▼
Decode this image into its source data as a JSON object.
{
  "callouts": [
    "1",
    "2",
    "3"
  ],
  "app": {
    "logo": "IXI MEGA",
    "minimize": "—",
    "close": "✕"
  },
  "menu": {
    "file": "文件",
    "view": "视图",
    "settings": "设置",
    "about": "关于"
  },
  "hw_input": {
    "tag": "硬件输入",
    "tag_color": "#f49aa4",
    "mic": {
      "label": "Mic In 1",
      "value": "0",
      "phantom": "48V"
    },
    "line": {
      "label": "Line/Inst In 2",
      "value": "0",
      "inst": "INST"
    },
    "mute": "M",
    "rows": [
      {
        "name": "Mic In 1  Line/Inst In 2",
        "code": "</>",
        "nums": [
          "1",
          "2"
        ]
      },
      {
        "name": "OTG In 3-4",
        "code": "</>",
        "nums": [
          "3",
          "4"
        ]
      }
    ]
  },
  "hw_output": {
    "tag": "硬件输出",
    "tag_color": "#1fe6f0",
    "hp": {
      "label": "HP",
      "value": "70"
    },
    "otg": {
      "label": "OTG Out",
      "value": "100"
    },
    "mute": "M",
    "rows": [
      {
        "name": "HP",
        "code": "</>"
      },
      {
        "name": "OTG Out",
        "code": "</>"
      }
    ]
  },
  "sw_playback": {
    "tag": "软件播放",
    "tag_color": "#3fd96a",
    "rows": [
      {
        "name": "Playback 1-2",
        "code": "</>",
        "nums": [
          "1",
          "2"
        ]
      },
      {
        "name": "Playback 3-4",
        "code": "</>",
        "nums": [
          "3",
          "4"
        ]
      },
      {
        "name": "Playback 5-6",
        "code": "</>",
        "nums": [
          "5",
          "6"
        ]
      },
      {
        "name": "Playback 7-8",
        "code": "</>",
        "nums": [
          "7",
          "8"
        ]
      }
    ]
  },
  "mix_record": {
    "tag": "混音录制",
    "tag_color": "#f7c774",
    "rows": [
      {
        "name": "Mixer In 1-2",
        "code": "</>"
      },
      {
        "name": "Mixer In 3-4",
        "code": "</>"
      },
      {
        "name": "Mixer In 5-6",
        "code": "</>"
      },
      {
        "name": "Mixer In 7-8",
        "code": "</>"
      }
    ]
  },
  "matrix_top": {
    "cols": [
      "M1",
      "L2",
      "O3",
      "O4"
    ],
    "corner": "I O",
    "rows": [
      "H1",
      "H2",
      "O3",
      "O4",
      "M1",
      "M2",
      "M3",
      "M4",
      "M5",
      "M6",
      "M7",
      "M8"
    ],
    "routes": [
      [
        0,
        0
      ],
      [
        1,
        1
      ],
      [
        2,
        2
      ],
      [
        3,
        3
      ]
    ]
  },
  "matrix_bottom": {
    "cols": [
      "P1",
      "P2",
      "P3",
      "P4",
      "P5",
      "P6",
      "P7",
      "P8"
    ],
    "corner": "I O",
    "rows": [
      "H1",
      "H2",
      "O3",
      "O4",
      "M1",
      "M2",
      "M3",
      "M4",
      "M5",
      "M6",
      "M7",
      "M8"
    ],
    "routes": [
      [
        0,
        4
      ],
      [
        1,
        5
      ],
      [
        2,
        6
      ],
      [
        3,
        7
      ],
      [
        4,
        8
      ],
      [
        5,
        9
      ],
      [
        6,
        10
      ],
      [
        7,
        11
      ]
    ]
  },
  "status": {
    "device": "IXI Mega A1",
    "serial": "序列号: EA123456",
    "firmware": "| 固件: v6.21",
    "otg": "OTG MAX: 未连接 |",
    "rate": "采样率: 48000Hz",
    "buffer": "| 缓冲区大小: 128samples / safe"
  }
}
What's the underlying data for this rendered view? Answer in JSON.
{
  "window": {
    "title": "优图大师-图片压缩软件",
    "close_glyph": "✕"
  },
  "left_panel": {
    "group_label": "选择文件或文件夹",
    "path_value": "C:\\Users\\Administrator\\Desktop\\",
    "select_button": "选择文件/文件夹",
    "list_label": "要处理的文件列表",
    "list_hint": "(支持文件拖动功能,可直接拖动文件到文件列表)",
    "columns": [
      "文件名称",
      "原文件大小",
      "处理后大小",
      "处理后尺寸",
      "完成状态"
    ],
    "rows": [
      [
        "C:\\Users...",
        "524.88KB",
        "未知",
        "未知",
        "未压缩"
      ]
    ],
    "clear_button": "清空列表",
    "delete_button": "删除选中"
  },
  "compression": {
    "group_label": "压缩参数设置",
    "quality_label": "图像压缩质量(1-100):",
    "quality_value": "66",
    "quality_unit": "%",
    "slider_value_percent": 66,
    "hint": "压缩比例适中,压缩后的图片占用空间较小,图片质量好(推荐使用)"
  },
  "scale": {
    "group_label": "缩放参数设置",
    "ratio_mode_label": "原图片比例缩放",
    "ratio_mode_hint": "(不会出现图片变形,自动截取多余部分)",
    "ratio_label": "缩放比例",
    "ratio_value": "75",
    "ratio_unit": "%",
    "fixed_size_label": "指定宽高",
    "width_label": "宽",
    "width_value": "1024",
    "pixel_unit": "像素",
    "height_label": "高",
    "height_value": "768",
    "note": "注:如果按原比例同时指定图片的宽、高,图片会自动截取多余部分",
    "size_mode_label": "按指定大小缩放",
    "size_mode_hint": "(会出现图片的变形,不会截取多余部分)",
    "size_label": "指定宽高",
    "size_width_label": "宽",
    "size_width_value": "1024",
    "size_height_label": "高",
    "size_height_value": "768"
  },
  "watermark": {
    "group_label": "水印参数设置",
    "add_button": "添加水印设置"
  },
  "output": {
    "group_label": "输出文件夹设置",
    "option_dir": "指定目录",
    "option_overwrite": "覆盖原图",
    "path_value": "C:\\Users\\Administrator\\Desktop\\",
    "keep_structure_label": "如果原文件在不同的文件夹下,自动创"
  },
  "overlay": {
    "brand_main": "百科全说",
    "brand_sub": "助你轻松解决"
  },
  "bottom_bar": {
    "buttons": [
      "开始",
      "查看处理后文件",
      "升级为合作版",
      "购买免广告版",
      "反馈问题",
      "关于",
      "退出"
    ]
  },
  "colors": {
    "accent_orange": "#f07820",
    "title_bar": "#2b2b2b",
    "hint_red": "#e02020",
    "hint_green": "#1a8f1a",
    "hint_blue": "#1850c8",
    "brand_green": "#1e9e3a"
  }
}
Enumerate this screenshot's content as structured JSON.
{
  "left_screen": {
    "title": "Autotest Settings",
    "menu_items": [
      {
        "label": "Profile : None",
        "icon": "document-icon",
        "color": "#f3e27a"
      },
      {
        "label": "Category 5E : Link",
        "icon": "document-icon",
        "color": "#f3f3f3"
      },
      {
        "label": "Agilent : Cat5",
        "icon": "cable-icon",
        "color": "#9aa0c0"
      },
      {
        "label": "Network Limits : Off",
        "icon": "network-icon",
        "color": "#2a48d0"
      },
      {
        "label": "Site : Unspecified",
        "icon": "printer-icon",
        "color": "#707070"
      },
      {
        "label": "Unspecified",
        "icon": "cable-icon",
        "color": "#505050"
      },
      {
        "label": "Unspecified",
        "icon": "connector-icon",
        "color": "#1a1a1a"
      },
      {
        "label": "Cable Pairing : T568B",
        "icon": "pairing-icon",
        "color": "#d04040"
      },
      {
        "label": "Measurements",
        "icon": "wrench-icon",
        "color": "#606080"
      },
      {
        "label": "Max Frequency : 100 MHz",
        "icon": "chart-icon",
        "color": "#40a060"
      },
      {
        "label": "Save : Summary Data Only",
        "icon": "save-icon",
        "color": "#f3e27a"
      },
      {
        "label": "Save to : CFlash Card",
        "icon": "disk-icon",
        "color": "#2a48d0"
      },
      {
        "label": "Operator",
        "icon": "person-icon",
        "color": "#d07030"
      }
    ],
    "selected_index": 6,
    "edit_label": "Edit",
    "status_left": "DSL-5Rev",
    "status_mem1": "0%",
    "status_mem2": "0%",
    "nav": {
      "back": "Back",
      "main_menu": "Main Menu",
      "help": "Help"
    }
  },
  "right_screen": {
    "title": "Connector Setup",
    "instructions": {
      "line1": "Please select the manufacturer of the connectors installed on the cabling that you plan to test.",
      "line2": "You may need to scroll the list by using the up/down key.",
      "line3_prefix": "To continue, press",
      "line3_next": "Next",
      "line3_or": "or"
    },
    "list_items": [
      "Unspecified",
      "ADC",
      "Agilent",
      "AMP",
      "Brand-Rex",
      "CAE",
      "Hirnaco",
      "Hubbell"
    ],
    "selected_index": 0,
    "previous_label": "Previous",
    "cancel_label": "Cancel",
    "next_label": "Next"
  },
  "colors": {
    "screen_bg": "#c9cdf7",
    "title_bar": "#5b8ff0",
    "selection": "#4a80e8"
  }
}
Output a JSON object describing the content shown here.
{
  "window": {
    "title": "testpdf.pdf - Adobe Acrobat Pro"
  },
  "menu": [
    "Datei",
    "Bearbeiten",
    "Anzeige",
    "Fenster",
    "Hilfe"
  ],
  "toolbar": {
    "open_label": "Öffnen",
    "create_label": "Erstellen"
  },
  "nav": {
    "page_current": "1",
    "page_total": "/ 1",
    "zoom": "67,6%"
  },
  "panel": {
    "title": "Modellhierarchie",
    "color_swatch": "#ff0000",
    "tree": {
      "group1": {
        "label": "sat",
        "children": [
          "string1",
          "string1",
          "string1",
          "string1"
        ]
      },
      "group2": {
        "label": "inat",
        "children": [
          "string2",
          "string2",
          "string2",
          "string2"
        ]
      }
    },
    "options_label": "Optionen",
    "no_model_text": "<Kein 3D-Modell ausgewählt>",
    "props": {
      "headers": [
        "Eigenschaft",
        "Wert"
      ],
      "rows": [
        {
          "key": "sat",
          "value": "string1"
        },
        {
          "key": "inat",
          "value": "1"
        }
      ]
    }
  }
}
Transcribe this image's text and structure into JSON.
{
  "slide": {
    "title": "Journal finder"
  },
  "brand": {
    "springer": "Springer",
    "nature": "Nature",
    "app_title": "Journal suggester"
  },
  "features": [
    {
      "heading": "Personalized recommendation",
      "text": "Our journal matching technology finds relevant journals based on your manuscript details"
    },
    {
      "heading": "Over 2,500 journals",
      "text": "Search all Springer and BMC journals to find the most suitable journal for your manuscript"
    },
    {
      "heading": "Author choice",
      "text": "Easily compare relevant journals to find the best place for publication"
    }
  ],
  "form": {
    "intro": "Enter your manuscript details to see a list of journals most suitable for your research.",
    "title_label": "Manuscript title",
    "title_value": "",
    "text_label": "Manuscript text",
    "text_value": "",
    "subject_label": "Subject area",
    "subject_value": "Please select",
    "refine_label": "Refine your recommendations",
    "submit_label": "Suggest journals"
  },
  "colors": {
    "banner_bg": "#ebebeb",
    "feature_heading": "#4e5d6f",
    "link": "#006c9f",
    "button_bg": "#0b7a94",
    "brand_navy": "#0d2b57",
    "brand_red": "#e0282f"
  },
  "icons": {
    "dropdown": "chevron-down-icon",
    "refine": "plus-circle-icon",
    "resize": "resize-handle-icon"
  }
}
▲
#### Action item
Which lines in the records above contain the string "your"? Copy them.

#### Solution to this exercise
      "text": "Our journal matching technology finds relevant journals based on your manuscript details"
      "text": "Search all Springer and BMC journals to find the most suitable journal for your manuscript"
    "intro": "Enter your manuscript details to see a list of journals most suitable for your research.",
    "refine_label": "Refine your recommendations",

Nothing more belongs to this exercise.